- Sync - Found under Settings>Accounts>Sync your Settings can now sync (with your Microsoft Account) your saved passwords, language settings and virtually all Windows Settings/Personalization's so that if you ever have to do a clean install those will be restored during Setup when you login with your Microsoft Account (Xbox Account, Developer Account, etc.)
- WinGet Package Manager - finally Windows gets a Unix/Linux style command line (Powershell) Package Manager that works....for the most part. It is capable of finding and downloading/installing (or uninstalling) many software programs from the Windows Store as well as third parties. It can upgrade most programs installed as well. You can add sources to WinGet similar to Linux and can even access "settings" for many of the installed Apps through WinGet as well.

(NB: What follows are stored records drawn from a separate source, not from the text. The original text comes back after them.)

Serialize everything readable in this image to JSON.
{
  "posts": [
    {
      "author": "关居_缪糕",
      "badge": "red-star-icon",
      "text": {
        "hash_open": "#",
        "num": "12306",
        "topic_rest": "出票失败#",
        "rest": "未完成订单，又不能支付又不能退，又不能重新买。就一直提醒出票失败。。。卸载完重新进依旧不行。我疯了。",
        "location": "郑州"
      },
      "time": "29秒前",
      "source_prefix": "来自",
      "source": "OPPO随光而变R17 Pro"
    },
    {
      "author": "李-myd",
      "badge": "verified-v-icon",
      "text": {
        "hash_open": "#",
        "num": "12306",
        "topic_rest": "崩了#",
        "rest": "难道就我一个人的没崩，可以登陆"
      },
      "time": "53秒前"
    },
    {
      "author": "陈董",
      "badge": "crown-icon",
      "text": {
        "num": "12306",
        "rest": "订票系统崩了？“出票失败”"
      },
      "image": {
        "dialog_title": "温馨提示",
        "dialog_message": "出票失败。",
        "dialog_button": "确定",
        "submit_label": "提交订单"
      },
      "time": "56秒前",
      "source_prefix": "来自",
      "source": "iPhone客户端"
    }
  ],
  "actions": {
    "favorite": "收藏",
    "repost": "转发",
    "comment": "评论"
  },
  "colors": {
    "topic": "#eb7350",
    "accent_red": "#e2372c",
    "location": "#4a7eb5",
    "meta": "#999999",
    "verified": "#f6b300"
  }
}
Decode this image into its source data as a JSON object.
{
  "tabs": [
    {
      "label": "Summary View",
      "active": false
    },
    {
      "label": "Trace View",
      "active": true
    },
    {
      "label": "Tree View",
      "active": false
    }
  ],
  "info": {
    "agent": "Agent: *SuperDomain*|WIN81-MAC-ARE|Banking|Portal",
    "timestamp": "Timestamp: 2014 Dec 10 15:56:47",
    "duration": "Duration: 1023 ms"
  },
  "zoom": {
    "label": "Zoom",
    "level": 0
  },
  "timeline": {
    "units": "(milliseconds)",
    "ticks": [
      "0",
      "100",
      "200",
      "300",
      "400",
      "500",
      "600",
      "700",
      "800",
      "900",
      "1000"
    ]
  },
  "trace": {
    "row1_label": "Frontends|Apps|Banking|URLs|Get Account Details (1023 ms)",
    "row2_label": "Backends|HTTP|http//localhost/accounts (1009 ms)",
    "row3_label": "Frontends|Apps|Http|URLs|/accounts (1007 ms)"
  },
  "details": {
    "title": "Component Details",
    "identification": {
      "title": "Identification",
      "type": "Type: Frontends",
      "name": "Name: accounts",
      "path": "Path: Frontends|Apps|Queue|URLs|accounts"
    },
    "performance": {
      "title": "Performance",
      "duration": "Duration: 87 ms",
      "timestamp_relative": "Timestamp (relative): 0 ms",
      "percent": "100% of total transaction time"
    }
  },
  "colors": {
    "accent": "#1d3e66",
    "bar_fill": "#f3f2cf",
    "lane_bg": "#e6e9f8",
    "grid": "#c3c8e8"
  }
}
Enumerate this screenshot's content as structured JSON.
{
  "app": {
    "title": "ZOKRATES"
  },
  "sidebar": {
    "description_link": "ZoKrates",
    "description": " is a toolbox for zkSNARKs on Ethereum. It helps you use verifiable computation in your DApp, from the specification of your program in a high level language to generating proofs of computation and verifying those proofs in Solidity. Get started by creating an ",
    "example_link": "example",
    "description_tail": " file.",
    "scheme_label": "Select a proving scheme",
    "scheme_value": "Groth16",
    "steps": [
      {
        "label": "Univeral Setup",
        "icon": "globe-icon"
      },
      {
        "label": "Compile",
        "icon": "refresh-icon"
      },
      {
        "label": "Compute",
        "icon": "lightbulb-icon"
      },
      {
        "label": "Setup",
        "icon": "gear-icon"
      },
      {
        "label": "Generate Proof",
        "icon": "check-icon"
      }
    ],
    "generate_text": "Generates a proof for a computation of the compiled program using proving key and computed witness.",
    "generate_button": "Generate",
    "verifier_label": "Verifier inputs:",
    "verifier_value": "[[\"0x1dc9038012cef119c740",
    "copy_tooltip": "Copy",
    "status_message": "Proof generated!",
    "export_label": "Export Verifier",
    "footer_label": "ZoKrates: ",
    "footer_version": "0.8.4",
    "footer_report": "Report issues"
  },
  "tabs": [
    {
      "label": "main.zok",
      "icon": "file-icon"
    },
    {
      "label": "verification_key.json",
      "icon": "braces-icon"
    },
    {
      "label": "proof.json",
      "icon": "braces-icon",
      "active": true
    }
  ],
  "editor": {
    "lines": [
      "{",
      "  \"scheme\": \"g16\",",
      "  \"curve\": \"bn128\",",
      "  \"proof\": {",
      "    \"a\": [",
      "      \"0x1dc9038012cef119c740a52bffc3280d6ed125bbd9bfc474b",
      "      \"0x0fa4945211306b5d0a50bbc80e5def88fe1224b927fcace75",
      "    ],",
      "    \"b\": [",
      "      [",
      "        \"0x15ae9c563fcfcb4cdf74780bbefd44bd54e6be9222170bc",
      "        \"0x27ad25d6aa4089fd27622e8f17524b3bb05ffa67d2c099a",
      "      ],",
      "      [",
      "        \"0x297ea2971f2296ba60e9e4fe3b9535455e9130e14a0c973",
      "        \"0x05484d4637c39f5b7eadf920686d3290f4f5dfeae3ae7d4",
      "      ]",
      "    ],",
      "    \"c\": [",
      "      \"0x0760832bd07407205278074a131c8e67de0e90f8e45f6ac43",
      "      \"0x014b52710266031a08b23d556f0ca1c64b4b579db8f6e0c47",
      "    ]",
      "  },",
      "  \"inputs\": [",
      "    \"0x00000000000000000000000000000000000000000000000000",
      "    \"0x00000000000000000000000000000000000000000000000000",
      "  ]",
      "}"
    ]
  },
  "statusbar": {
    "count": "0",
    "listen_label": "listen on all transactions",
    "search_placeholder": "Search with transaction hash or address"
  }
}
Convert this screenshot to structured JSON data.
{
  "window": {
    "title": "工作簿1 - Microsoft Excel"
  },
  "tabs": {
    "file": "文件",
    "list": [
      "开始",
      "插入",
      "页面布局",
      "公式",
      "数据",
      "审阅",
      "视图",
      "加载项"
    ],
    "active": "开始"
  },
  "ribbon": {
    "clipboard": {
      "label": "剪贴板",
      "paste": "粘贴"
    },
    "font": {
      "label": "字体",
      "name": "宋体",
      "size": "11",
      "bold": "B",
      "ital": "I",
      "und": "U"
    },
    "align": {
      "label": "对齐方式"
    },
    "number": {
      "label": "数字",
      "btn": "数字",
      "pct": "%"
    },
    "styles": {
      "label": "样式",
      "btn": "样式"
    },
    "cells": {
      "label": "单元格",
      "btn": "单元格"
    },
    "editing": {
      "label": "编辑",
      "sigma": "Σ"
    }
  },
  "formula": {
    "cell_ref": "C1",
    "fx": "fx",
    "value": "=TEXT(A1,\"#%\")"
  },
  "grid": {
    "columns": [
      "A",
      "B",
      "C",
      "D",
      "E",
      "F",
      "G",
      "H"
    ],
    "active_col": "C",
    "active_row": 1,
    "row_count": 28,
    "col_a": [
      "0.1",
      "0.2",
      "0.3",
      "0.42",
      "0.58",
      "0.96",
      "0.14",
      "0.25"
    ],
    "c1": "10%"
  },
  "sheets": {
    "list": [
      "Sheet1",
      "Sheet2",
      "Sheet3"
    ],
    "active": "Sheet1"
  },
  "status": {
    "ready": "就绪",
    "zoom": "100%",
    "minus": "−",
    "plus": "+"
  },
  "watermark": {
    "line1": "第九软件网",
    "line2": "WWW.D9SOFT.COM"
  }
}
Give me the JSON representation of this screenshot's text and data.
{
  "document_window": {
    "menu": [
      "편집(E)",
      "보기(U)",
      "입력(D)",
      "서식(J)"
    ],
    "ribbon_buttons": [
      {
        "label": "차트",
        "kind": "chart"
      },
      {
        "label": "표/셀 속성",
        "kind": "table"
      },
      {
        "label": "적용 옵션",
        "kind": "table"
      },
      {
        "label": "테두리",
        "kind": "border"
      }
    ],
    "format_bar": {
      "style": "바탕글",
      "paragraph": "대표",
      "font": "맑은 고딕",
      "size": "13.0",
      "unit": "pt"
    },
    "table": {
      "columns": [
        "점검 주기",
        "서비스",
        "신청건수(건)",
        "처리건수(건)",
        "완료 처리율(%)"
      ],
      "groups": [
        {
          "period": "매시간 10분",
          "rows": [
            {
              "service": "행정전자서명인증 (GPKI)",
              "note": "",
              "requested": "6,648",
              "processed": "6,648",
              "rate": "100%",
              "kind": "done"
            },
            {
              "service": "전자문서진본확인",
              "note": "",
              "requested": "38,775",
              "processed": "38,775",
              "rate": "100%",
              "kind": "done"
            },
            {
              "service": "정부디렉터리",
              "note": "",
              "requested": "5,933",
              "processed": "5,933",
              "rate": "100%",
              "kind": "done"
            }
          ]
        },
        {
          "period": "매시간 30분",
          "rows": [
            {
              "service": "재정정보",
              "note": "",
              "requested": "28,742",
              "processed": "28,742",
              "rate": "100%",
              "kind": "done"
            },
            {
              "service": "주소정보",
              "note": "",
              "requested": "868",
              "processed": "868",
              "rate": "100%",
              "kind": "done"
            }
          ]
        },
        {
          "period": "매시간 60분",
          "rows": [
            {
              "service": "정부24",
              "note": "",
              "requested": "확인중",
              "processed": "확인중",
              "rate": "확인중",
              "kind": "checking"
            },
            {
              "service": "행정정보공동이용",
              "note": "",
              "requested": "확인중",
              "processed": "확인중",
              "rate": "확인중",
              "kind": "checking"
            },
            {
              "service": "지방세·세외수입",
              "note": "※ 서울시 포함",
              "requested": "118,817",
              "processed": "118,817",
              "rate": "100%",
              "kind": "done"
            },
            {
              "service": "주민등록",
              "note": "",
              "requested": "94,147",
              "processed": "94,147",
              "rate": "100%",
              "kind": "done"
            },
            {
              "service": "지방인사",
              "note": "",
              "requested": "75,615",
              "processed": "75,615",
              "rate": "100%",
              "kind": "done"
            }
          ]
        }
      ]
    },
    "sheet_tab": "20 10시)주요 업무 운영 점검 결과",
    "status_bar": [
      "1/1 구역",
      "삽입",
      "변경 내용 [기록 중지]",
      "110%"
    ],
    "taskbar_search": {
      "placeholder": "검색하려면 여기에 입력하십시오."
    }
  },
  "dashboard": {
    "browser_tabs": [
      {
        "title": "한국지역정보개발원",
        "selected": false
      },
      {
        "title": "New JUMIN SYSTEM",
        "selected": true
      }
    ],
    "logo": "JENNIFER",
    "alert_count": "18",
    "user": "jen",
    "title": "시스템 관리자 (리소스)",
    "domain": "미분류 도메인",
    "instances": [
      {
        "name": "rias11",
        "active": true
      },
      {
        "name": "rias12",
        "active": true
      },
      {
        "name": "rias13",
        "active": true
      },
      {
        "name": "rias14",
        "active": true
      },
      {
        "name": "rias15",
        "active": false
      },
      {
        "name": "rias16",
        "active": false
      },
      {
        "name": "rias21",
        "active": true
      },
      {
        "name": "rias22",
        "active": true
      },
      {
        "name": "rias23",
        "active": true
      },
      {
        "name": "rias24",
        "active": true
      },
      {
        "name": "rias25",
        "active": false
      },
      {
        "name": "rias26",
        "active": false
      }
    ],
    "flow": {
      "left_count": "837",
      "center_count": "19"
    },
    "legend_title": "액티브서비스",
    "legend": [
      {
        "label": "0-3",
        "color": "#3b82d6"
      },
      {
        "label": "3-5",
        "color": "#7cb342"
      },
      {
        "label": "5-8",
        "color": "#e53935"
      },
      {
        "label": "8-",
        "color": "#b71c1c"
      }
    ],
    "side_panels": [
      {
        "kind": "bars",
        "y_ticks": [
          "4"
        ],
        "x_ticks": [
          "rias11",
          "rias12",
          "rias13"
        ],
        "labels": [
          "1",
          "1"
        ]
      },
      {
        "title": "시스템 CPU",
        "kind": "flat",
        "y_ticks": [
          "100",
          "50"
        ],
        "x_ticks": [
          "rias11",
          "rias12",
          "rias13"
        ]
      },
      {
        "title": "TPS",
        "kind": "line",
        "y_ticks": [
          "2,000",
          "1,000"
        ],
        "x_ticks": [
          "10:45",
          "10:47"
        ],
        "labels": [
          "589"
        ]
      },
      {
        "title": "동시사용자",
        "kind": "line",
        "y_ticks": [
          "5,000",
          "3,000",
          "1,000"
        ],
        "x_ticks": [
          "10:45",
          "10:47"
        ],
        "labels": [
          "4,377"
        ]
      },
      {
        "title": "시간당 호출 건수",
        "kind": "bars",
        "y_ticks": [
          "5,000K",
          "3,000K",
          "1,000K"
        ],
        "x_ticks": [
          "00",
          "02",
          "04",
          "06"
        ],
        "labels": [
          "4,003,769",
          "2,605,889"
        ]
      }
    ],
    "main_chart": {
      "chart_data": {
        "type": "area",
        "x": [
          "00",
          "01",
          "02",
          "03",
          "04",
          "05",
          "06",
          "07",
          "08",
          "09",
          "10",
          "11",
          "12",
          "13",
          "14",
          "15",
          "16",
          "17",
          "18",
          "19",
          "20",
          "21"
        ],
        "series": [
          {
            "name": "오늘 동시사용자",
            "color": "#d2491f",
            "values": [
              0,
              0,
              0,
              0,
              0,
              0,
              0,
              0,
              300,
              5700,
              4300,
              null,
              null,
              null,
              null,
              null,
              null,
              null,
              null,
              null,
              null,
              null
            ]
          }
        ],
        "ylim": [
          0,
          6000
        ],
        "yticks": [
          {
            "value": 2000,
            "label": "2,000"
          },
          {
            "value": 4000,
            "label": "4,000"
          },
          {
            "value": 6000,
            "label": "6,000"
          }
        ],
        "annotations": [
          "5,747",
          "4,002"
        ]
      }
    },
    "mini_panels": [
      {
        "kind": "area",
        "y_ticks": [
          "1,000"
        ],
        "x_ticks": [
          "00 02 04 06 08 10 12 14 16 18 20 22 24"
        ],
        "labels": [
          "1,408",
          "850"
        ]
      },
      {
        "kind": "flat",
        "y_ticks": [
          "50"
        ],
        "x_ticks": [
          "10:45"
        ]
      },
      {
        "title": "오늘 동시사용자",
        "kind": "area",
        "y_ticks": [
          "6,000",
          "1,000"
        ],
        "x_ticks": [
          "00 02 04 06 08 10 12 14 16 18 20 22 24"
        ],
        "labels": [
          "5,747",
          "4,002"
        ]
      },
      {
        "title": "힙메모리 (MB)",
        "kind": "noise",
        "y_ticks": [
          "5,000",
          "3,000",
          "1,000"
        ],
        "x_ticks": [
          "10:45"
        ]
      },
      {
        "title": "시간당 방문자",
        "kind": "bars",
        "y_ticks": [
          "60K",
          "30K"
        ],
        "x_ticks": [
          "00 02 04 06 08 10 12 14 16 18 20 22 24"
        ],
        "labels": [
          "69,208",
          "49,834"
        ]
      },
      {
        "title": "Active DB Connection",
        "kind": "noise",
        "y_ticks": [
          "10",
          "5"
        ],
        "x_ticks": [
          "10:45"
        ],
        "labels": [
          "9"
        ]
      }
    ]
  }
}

- Improved Xbox Integration - If you go to Settings>Gaming>Xbox Networking while your Xbox is turned on and on the same network Windows 11 will automatically find it, configure networking and enable Streaming of Content from your Xbox to your PC.
Bugs/Glitches that I have found:
- While Optimizing Drives you can close the Optimize Drives utility without interrupting the process, however all attempts to access Settings will fail until the optimizations are completed.
- WinGet has some issues with certain Applications Installs/Upgrades like flat refusing to even run the installer for LibreOffice even though it is in the repository and will download successfully as either an install or upgrade.
Overall this is hands down the best Operation System ever released by Microsoft and considering it is a very early LEAKED BETA I am overjoyed at the future possibilities of Windows 11.